- It is suggested that all Non-Operating items (including Non-Recurring items) should be segregated by the analysts so that the resulting earnings represent the true picture of future earnings from regular and continuous business activities.
- It helps in getting a more accurate valuation of a company.
The below-mentioned example shows a re-stated Income statement due to Discontinued Operations. Though the Net Income remains unchanged, the re-stated statement allocates the income between Income from Continued Operations and Income from Discontinued Operations.
Also, Investors and analysts must always be aware of the management’s decision to make accounting changes and adjustments as they drastically impact a company’s valuation.
- Senior management is well aware of critical decisions. E.g., when to spin off a business or close a service line, and it uses this very advantage to cover up the quest for future profits by bunching up adjustments and using them at the apt time—I.e. when the earnings are expected to be the weakest.
- Also, when there is a management change, old projects are written off mainly to show big changes and improvements for future periods.
- Therefore, investors and the Security & Exchange board need to ask questions regarding the relevance of such changes and sell-offs.
- A security analyst should consider all such scenarios while carrying out a company valuation as they encapsulate hidden motives that are strong enough to distort the valuation figures.
Remedies for dealing with Non-Recurring Items
Reporting standards follow different approaches when it comes to displaying the Non-Recurring items. IFRS ignores extraordinary items completely but reports all other types, whereas GAAP reports all types of non-recurring items. These items are well explained in the footnotes of financial statements.
Generally, there are three methods to deal with non-recurring items while performing financial analysis/valuation. They are as follows -:
#1 – Allocate them within the Single Financial year
This approach talks about reporting a non-recurring item within the same financial year. Though allocating gains or losses to a single year doesn’t seem to be the right way to handle such items, it is still preferred when dealing with items that have small amounts attached to them or have very little impact on valuation matrices like EBITDA or Net Income.
#2 – Use Straight line spreading (Distributing them historically)

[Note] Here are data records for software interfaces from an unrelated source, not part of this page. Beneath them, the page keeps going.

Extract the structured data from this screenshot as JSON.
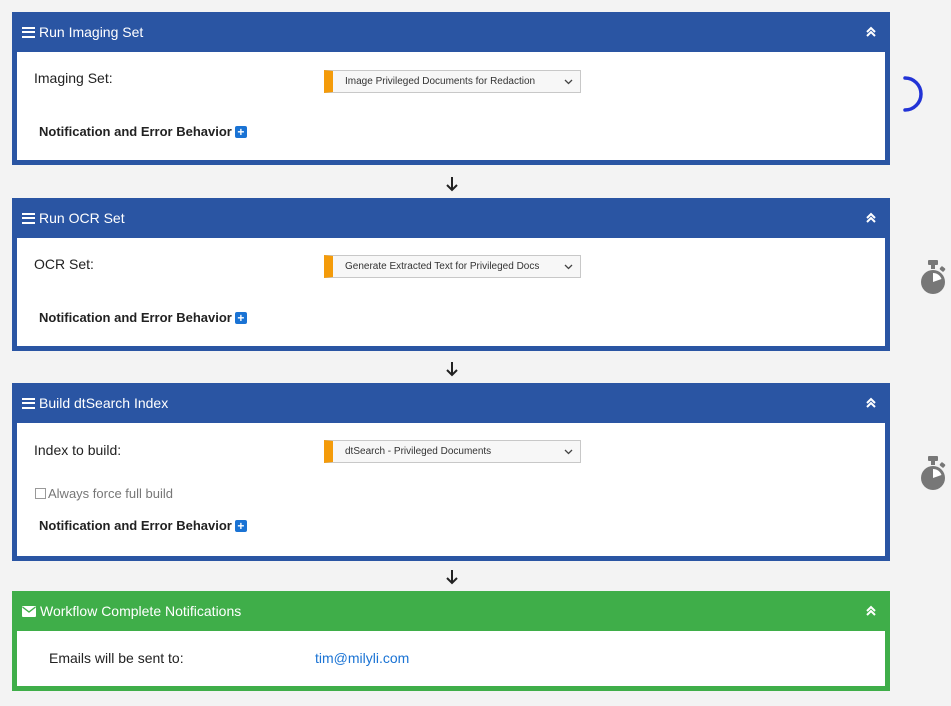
{
  "steps": [
    {
      "title": "Run Imaging Set",
      "field_label": "Imaging Set:",
      "selected_value": "Image Privileged Documents for Redaction",
      "notification_label": "Notification and Error Behavior",
      "status_icon": "loading-spinner-icon"
    },
    {
      "title": "Run OCR Set",
      "field_label": "OCR Set:",
      "selected_value": "Generate Extracted Text for Privileged Docs",
      "notification_label": "Notification and Error Behavior",
      "status_icon": "stopwatch-icon"
    },
    {
      "title": "Build dtSearch Index",
      "field_label": "Index to build:",
      "selected_value": "dtSearch - Privileged Documents",
      "checkbox_label": "Always force full build",
      "checkbox_checked": false,
      "notification_label": "Notification and Error Behavior",
      "status_icon": "stopwatch-icon"
    }
  ],
  "complete": {
    "title": "Workflow Complete Notifications",
    "emails_label": "Emails will be sent to:",
    "email": "tim@milyli.com"
  },
  "colors": {
    "step_header": "#2a55a3",
    "complete_header": "#3fae49",
    "select_accent": "#f49b0a",
    "link": "#1a73d4",
    "spinner": "#2233d6",
    "stopwatch": "#777777"
  }
}
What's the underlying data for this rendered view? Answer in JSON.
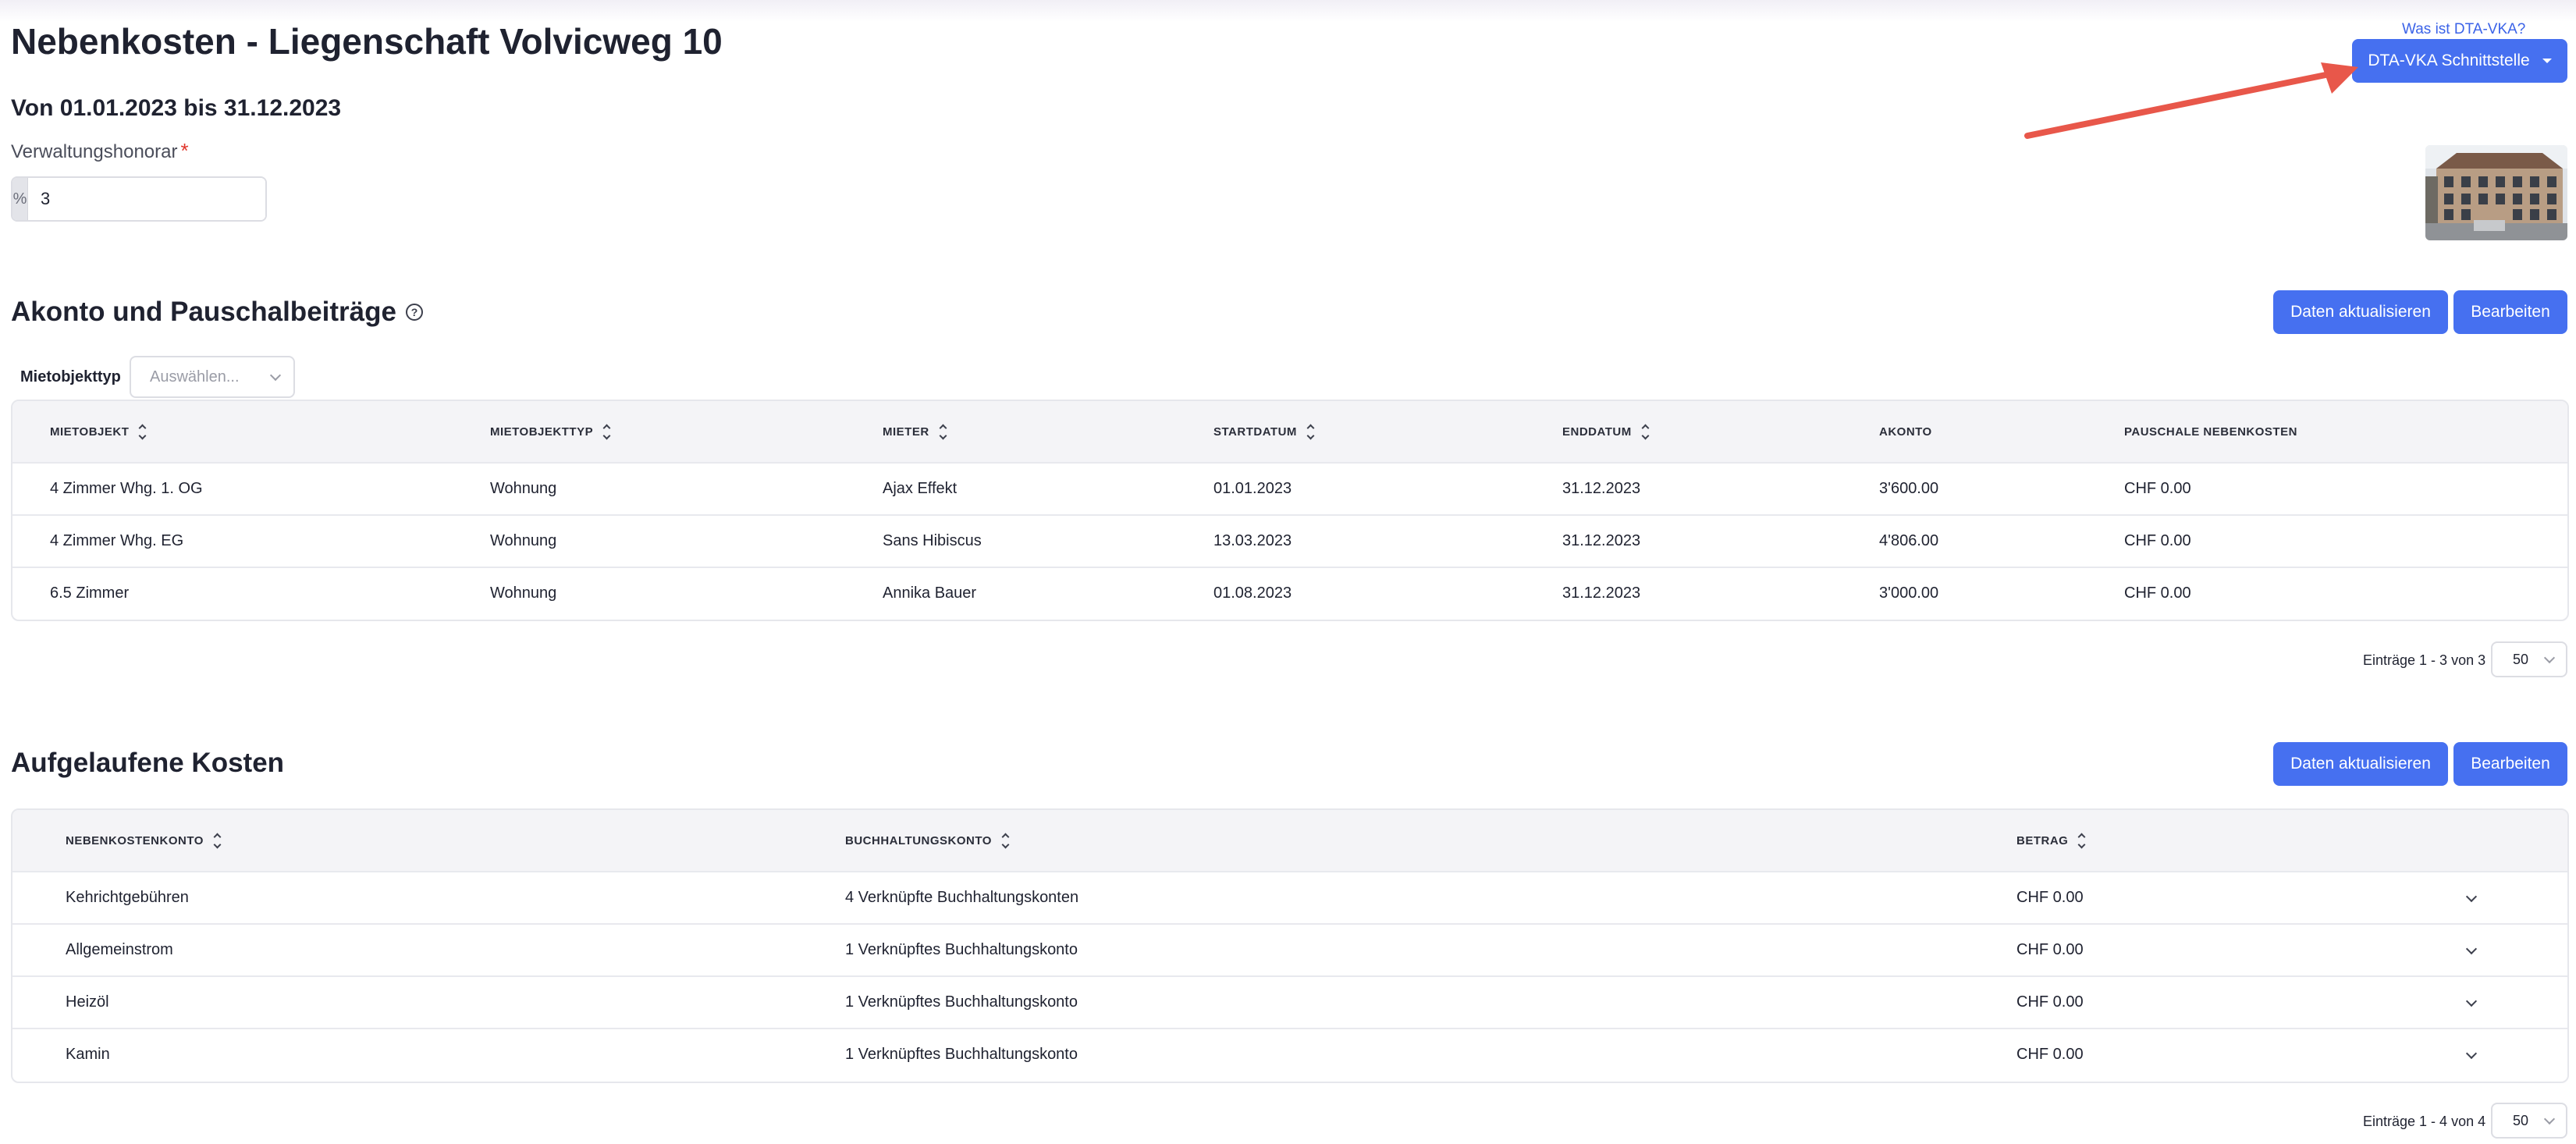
{
  "header": {
    "title": "Nebenkosten - Liegenschaft Volvicweg 10",
    "period": "Von 01.01.2023 bis 31.12.2023",
    "help_link": "Was ist DTA-VKA?",
    "dta_button": "DTA-VKA Schnittstelle"
  },
  "fee": {
    "label": "Verwaltungshonorar",
    "required_mark": "*",
    "addon": "%",
    "value": "3"
  },
  "akonto": {
    "title": "Akonto und Pauschalbeiträge",
    "help_icon": "?",
    "refresh_button": "Daten aktualisieren",
    "edit_button": "Bearbeiten",
    "filter_label": "Mietobjekttyp",
    "filter_placeholder": "Auswählen...",
    "columns": [
      "MIETOBJEKT",
      "MIETOBJEKTTYP",
      "MIETER",
      "STARTDATUM",
      "ENDDATUM",
      "AKONTO",
      "PAUSCHALE NEBENKOSTEN"
    ],
    "rows": [
      [
        "4 Zimmer Whg. 1. OG",
        "Wohnung",
        "Ajax Effekt",
        "01.01.2023",
        "31.12.2023",
        "3'600.00",
        "CHF 0.00"
      ],
      [
        "4 Zimmer Whg. EG",
        "Wohnung",
        "Sans Hibiscus",
        "13.03.2023",
        "31.12.2023",
        "4'806.00",
        "CHF 0.00"
      ],
      [
        "6.5 Zimmer",
        "Wohnung",
        "Annika Bauer",
        "01.08.2023",
        "31.12.2023",
        "3'000.00",
        "CHF 0.00"
      ]
    ],
    "pager_text": "Einträge 1 - 3 von 3",
    "page_size": "50"
  },
  "kosten": {
    "title": "Aufgelaufene Kosten",
    "refresh_button": "Daten aktualisieren",
    "edit_button": "Bearbeiten",
    "columns": [
      "NEBENKOSTENKONTO",
      "BUCHHALTUNGSKONTO",
      "BETRAG"
    ],
    "rows": [
      [
        "Kehrichtgebühren",
        "4 Verknüpfte Buchhaltungskonten",
        "CHF 0.00"
      ],
      [
        "Allgemeinstrom",
        "1 Verknüpftes Buchhaltungskonto",
        "CHF 0.00"
      ],
      [
        "Heizöl",
        "1 Verknüpftes Buchhaltungskonto",
        "CHF 0.00"
      ],
      [
        "Kamin",
        "1 Verknüpftes Buchhaltungskonto",
        "CHF 0.00"
      ]
    ],
    "pager_text": "Einträge 1 - 4 von 4",
    "page_size": "50"
  },
  "colors": {
    "primary": "#4670f0",
    "annotation_arrow": "#e8574a",
    "required": "#e0352b"
  },
  "icons": [
    "help-circle-icon",
    "sort-icon",
    "chevron-down-icon",
    "caret-down-icon",
    "annotation-arrow-icon",
    "building-photo"
  ]
}
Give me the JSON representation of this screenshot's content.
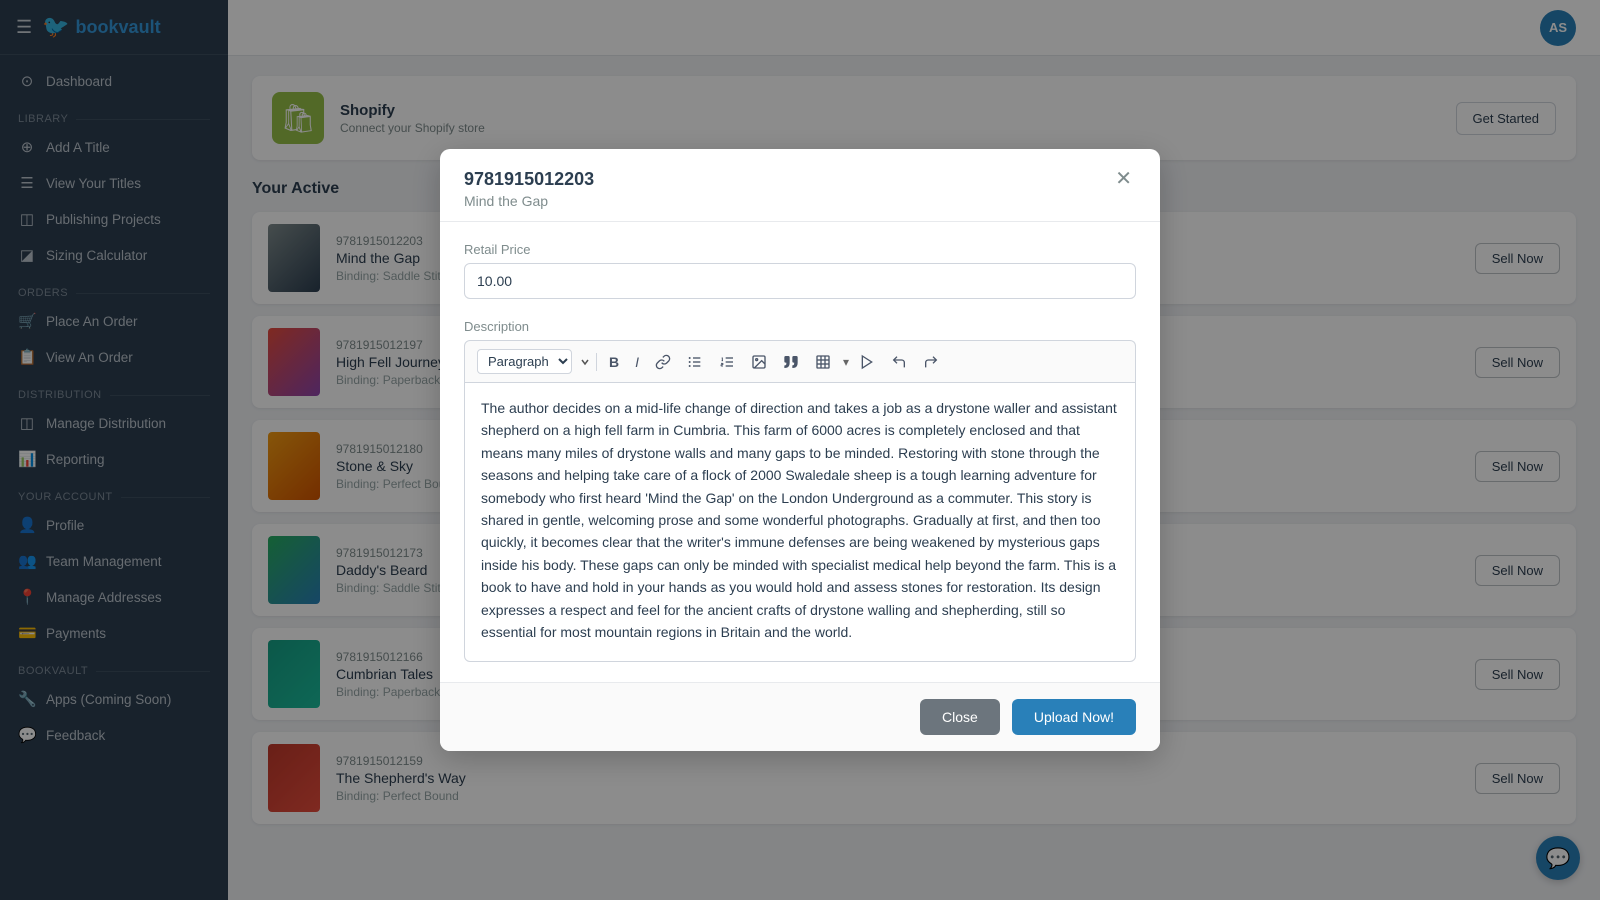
{
  "brand": {
    "name_part1": "book",
    "name_part2": "vault",
    "logo_icon": "🐦"
  },
  "sidebar": {
    "sections": [
      {
        "label": "",
        "items": [
          {
            "id": "dashboard",
            "label": "Dashboard",
            "icon": "⊙"
          }
        ]
      },
      {
        "label": "Library",
        "items": [
          {
            "id": "add-title",
            "label": "Add A Title",
            "icon": "⊕"
          },
          {
            "id": "view-titles",
            "label": "View Your Titles",
            "icon": "☰"
          },
          {
            "id": "publishing-projects",
            "label": "Publishing Projects",
            "icon": "◫"
          },
          {
            "id": "sizing-calculator",
            "label": "Sizing Calculator",
            "icon": "◪"
          }
        ]
      },
      {
        "label": "Orders",
        "items": [
          {
            "id": "place-order",
            "label": "Place An Order",
            "icon": "🛒"
          },
          {
            "id": "view-order",
            "label": "View An Order",
            "icon": "📋"
          }
        ]
      },
      {
        "label": "Distribution",
        "items": [
          {
            "id": "manage-distribution",
            "label": "Manage Distribution",
            "icon": "◫"
          },
          {
            "id": "reporting",
            "label": "Reporting",
            "icon": "📊"
          }
        ]
      },
      {
        "label": "Your Account",
        "items": [
          {
            "id": "profile",
            "label": "Profile",
            "icon": "👤"
          },
          {
            "id": "team-management",
            "label": "Team Management",
            "icon": "👥"
          },
          {
            "id": "manage-addresses",
            "label": "Manage Addresses",
            "icon": "📍"
          },
          {
            "id": "payments",
            "label": "Payments",
            "icon": "💳"
          }
        ]
      },
      {
        "label": "Bookvault",
        "items": [
          {
            "id": "apps",
            "label": "Apps (Coming Soon)",
            "icon": "🔧"
          },
          {
            "id": "feedback",
            "label": "Feedback",
            "icon": "💬"
          }
        ]
      }
    ]
  },
  "topbar": {
    "avatar_initials": "AS"
  },
  "shopify": {
    "title": "Shopify",
    "subtitle": "Connect your Shopify store",
    "cta": "Get Started"
  },
  "active_section_title": "Your Active",
  "titles": [
    {
      "isbn": "9781915012203",
      "name": "Mind the Gap",
      "binding": "Saddle Stitch",
      "binding_label": "Binding",
      "thumb_class": "thumb-1"
    },
    {
      "isbn": "9781915012197",
      "name": "High Fell Journey",
      "binding": "Paperback",
      "binding_label": "Binding",
      "thumb_class": "thumb-2"
    },
    {
      "isbn": "9781915012180",
      "name": "Stone & Sky",
      "binding": "Perfect Bound",
      "binding_label": "Binding",
      "thumb_class": "thumb-3"
    },
    {
      "isbn": "9781915012173",
      "name": "Daddy's Beard",
      "binding": "Saddle Stitch",
      "binding_label": "Binding",
      "thumb_class": "thumb-4"
    },
    {
      "isbn": "9781915012166",
      "name": "Cumbrian Tales",
      "binding": "Paperback",
      "binding_label": "Binding",
      "thumb_class": "thumb-5"
    },
    {
      "isbn": "9781915012159",
      "name": "The Shepherd's Way",
      "binding": "Perfect Bound",
      "binding_label": "Binding",
      "thumb_class": "thumb-6"
    }
  ],
  "sell_now_label": "Sell Now",
  "modal": {
    "isbn": "9781915012203",
    "title": "Mind the Gap",
    "retail_price_label": "Retail Price",
    "retail_price_value": "10.00",
    "description_label": "Description",
    "description_text": "The author decides on a mid-life change of direction and takes a job as a drystone waller and assistant shepherd on a high fell farm in Cumbria. This farm of 6000 acres is completely enclosed and that means many miles of drystone walls and many gaps to be minded. Restoring with stone through the seasons and helping take care of a flock of 2000 Swaledale sheep is a tough learning adventure for somebody who first heard 'Mind the Gap' on the London Underground as a commuter. This story is shared in gentle, welcoming prose and some wonderful photographs. Gradually at first, and then too quickly, it becomes clear that the writer's immune defenses are being weakened by mysterious gaps inside his body. These gaps can only be minded with specialist medical help beyond the farm. This is a book to have and hold in your hands as you would hold and assess stones for restoration. Its design expresses a respect and feel for the ancient crafts of drystone walling and shepherding, still so essential for most mountain regions in Britain and the world.",
    "toolbar": {
      "paragraph_select": "Paragraph",
      "bold_label": "B",
      "italic_label": "I"
    },
    "close_btn_label": "Close",
    "upload_btn_label": "Upload Now!"
  },
  "chat_icon": "💬"
}
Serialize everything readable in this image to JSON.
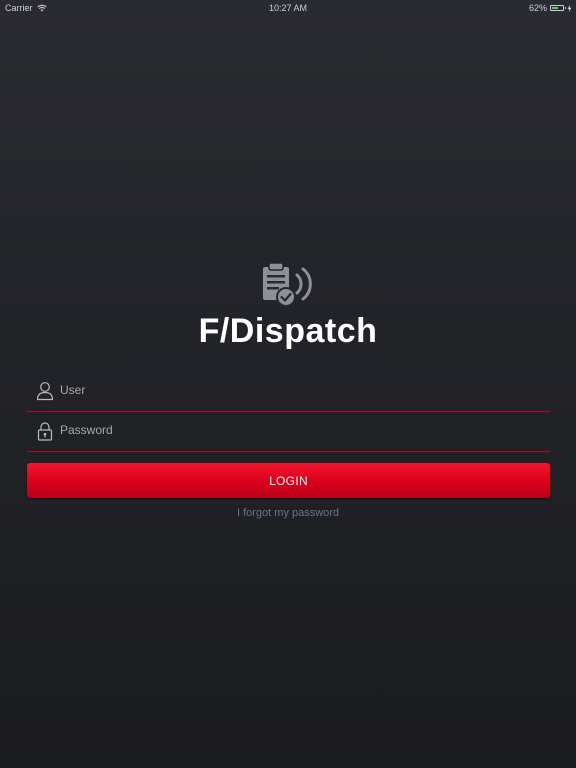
{
  "status_bar": {
    "carrier": "Carrier",
    "time": "10:27 AM",
    "battery_text": "62%",
    "battery_level": 0.62
  },
  "app": {
    "name": "F/Dispatch",
    "logo_icon": "clipboard-check-broadcast-icon"
  },
  "form": {
    "user_placeholder": "User",
    "user_value": "",
    "user_icon": "user-icon",
    "password_placeholder": "Password",
    "password_value": "",
    "password_icon": "lock-icon",
    "login_label": "LOGIN",
    "forgot_label": "I forgot my password"
  },
  "colors": {
    "accent": "#d9001c",
    "background": "#232428",
    "link": "#6d7188",
    "battery": "#4cd964"
  }
}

This approach emphasizes the principle of spreading the non-recurring items over the past accounting periodsPast Accounting PeriodsAccounting Period refers to the period in which all financial transactions are recorded and financial statements are prepared. This might be quarterly, semi-annually, or annually, depending on the period for which you want to create the financial statements to be presented to investors so that they can track and compare the company's overall performance. to estimate the real earning power of the company. The only demerit that it carries is that it may misrepresent the economies within a financial period
#3 – Exclude them all together
Though it seems to be the easiest of the three approaches, it involves a lot of rationalization and logical thinking by the analyst while deciding which item they should exclude. There has to be a proper justification for the exclusion, and when they do this, there must be a proper tax adjustment to nullify the gain/loss attached to the item. For example –: An early retirement of debt can be excluded from the current year.
A consistent and rational approach would be the one that emphasizes more the nature of the non-recurring item for deciding which of the three methodologies mentioned above have to be used rather than using one on a standalone basis.
It is suggested that -:
- Small items with less impact on Net Income should be accepted within a financial year.
- If an item is altogether excluded, the proper adjustment should be made while reporting the income tax.
- Items excluded from the single-year analysis should be included in a historical statement, which encompasses different accounting periods, using the straight-line spreading approach. This averages out their effect, just like capitalization averages out the revenue/expenses of a newly acquired asset (PP&E) over its useful life.